- **Excerpted records**

-*-

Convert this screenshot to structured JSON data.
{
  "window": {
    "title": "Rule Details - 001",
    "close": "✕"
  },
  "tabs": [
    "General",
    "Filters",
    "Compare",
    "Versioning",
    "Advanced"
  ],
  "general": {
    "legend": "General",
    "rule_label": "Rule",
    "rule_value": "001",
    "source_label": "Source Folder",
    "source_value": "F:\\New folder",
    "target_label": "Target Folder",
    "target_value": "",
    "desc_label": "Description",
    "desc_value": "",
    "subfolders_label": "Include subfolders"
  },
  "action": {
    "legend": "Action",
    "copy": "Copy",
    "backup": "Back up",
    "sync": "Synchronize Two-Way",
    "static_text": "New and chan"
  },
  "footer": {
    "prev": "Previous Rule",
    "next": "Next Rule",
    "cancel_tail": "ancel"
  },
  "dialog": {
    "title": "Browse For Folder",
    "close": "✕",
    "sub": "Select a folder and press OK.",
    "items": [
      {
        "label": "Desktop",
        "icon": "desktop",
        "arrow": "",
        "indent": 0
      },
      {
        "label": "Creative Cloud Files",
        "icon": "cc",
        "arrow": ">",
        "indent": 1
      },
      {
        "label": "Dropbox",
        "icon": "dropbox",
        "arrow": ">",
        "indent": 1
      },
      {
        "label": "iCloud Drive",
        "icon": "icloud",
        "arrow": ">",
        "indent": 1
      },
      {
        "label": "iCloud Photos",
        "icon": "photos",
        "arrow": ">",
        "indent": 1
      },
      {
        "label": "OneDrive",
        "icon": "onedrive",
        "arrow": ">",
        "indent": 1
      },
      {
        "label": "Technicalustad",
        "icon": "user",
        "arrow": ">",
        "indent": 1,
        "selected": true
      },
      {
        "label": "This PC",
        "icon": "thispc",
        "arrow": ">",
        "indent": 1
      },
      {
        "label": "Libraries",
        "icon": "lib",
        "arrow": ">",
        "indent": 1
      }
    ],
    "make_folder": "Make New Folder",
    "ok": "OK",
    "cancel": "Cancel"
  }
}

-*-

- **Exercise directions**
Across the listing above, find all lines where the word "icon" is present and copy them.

- **Answer box**
        "icon": "desktop",
        "icon": "cc",
        "icon": "dropbox",
        "icon": "icloud",
        "icon": "photos",
        "icon": "onedrive",
        "icon": "user",
        "icon": "thispc",
        "icon": "lib",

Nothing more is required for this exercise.